Reason Roundup

List of Obama Officials Who Sought Unmasking of Michael Flynn Includes Joe Biden

Plus: Washington, D.C., extends its lockdown and U.S. COVID-19 cases might finally be declining.


Republican senators have obtained a list of top Obama administration officials who sought the "unmasking" of General Michael Flynn.

Unmasking is "a routine practice used to identify a U.S. person who is anonymously referred to in an intelligence document—in this case, the intercepted conversations of Sergey Kislyak, then the Russian ambassador, who was a target of U.S. surveillance," according to The Washington Post.

Flynn was chosen by President-elect Donald Trump to serve as national security advisor but was then fired and arrested during the course of the FBI's investigation into Russian election interference. Flynn had conversations with the Russian ambassador in which he asked the Russian government not to retaliate against sanctions placed on the country by the Obama administration; he then lied to Justice Department investigators about those conversations. The Justice Department under Attorney General William Barr has moved to drop the case, arguing that the lies Flynn told to FBI agents were immaterial to the investigation.

Richard Grenell, acting director of national intelligence and ambassador to Germany, declassified the list of Obama officials who had sought Flynn's unmasking earlier this week. It includes Biden, former FBI director James Comey, and other key intelligence officials, according to Fox News:

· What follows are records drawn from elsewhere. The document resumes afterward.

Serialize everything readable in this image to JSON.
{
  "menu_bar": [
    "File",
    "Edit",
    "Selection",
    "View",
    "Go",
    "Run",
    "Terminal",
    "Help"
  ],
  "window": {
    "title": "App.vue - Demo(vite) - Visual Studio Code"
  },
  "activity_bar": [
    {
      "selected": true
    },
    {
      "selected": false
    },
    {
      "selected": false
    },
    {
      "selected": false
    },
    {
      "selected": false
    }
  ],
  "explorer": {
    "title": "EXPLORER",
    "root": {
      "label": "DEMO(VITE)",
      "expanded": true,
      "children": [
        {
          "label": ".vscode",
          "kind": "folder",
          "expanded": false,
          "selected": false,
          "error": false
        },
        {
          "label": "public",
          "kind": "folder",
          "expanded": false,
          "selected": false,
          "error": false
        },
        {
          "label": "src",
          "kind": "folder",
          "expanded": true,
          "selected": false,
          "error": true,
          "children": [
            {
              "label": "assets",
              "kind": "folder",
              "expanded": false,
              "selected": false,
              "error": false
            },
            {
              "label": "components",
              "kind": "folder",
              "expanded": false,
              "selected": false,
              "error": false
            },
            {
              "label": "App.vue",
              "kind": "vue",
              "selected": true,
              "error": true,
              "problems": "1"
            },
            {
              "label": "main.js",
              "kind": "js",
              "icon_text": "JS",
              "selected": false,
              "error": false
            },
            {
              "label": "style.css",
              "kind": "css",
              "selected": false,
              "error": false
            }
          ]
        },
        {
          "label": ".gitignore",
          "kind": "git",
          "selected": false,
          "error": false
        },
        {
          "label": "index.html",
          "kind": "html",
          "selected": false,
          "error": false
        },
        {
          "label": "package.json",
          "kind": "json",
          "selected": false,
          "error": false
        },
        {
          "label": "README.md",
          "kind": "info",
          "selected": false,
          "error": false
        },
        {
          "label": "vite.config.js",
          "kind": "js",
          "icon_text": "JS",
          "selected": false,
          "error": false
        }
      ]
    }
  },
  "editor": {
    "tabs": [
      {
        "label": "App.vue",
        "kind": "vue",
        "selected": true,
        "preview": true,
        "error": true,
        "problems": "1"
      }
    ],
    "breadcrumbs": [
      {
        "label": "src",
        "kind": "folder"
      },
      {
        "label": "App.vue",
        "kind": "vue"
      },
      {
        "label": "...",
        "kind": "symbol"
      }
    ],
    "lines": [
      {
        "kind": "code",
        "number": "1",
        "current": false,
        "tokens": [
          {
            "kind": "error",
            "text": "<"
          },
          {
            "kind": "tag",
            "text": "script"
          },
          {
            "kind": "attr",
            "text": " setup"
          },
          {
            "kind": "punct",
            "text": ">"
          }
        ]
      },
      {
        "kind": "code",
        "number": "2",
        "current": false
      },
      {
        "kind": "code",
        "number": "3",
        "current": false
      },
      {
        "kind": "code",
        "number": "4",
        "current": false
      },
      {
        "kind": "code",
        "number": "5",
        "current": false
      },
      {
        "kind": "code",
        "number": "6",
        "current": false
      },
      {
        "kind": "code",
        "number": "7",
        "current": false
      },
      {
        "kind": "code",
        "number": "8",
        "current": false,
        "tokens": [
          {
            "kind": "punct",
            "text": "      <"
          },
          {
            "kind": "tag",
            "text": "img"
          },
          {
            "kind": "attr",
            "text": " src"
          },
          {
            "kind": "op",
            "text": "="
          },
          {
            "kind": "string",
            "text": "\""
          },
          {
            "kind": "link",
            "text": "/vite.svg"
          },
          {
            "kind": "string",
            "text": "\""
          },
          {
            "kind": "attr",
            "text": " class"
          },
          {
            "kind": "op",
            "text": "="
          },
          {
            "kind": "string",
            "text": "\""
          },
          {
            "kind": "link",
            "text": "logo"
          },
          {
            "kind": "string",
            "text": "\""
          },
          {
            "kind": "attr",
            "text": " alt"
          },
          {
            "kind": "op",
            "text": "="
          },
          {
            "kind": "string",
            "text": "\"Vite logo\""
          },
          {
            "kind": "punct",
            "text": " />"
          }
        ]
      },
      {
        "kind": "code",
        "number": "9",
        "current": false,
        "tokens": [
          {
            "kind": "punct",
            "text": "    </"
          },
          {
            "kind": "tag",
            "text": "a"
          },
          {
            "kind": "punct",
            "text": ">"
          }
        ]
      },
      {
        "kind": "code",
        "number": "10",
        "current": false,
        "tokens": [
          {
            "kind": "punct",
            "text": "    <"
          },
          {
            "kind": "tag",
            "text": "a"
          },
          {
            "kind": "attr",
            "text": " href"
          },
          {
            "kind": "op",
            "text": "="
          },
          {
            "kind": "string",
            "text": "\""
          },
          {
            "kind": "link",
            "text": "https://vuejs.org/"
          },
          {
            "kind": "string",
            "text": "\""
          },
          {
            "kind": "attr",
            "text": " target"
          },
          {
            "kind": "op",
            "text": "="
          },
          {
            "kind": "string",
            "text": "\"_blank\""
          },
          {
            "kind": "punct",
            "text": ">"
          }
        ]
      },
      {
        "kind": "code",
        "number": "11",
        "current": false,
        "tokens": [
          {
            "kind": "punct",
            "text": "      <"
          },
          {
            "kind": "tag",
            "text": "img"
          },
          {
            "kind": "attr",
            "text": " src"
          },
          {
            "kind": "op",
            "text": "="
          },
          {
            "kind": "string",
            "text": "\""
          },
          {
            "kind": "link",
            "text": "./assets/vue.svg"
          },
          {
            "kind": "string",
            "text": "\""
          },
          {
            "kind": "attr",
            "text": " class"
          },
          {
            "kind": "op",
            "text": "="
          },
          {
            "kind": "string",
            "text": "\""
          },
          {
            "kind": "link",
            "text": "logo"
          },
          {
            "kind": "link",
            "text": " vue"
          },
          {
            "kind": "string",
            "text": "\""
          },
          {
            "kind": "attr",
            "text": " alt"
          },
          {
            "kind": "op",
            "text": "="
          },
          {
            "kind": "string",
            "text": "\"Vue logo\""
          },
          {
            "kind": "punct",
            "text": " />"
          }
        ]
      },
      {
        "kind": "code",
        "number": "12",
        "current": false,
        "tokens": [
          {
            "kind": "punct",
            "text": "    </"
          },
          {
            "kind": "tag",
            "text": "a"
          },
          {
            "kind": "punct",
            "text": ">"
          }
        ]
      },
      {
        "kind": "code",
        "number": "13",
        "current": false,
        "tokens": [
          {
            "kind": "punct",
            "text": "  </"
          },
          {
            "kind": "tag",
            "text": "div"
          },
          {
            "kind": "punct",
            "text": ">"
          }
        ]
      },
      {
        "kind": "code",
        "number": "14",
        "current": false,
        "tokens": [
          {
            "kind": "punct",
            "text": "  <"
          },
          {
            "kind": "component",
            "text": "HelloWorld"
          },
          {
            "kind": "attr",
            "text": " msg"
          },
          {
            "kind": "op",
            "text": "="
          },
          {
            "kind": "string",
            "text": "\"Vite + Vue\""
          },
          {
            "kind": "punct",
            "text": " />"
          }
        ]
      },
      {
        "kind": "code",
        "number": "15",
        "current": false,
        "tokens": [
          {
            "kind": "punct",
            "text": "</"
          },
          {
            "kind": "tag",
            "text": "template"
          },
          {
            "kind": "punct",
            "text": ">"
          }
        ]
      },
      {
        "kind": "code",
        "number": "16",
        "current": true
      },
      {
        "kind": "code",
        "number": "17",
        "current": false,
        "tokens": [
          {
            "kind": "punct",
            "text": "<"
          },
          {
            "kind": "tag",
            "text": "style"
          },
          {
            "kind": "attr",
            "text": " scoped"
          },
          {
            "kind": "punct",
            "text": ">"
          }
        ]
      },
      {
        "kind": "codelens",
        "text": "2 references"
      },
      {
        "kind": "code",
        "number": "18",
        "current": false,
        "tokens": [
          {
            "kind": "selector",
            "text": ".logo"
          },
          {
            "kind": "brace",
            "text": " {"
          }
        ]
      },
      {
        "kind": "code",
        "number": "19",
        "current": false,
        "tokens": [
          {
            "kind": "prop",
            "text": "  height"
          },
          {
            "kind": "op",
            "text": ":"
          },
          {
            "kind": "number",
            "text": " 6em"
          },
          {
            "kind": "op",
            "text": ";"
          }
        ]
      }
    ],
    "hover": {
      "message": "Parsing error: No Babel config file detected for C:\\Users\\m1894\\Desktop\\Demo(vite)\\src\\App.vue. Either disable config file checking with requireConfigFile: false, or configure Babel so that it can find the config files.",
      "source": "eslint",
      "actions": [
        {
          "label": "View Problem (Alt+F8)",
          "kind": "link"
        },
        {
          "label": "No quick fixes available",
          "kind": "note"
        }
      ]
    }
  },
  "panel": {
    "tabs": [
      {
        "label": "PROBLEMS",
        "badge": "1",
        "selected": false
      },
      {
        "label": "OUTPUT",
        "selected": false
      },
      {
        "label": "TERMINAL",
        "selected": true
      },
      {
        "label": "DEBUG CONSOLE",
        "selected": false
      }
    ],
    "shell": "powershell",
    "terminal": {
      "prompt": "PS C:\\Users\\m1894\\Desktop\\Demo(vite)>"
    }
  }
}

The roster features top-ranking figures including then Vice President Joe Biden—a detail already being raised by the Trump campaign in the bare-knuckle 2020 presidential race where Biden is now the Democrats' presumptive nominee.

The list also includes then-FBI Director James Comey, then-CIA Director John Brennan, then-Director of National Intelligence James Clapper, and Obama's then-chief of staff Denis McDonough.

Biden has countered that unmasking requests are perfectly normal, and do not on their own reflect any ill intent.

"These documents have absolutely nothing to do with any FBI investigation and they confirm that all normal procedures were followed—any suggestion otherwise is a flat out lie," said the Biden campaign in a statement.

Even so, conservatives have seized on this development as a means of tying Biden to the Flynn investigation, which they have portrayed as a partisan witch hunt that was intended to damage Trump's presidency before it had even begun.

Flynn eventually pled guilty to lying to FBI agents, but this says little about whether he behaved in a way most of us would consider criminal. It is quite common for the subjects of law enforcement investigations to make mistakes during questioning that give the government cause to charge them with procedural crimes—perjury, obstruction of justice, etc.—rather than the underlying crime for which the subjects were being questioned. In this narrow sense, Republicans are correct that that's essentially what happened with Flynn. Many Republicans also believe his prosecution was part of a broader Justice Department effort to undermine Trump. Paradoxically, the fact that law enforcement agents attempt to induce all kinds of defendants to lie undermines that theory, while the fact that they seldom do that to people of Flynn's stature supports it.

"Yes, federal law enforcement routinely interviews people hoping they will confess (and get prosecuted) or lie (and get prosecuted)," noted Reason contributing editor Ken White. "Yes, they plan that in advance of the interview. That's how it works. That's how it has worked for a very long time. If people really cared about it, thought it was an unacceptable tactic, you could get Congress to change the materiality element of 18 USC 1001, the false statement to the feds statute."

Unfortunately, Congress has no intention of making it more difficult for federal authorities to harass American citizens in the abstract. (See the Senate's vote on Wednesday to reject an amendment to the Patriot Act that would have prohibited warrantless searches of people's web browser history.)

Healthy outrage over the treatment of Flynn would mean a concerted effort to actually rein in the feds, not a one-off lament that the incredible punitive power of law enforcement was exercised against someone Trump likes.


  • U.S. unemployment figures for the last two months have now exceeded 36 million.
  • Washington, D.C., Mayor Muriel Bowser extended the city's stay-at-home orders for another three weeks, even though neighboring states—Virginia and Maryland—are beginning to reopen.
  • The conservative majority on the Wisconsin Supreme Court rejected attempts by Democratic Gov. Tony Evers to extend that state's lockdown.
  • Doctors see a link between coronavirus and an outbreak of an inflammatory disease among children. This condition, termed "Kawasaki-like," is serious but thought to be quite treatable if detected early enough.
  • U.S. COVID-19 cases appear to finally be declining.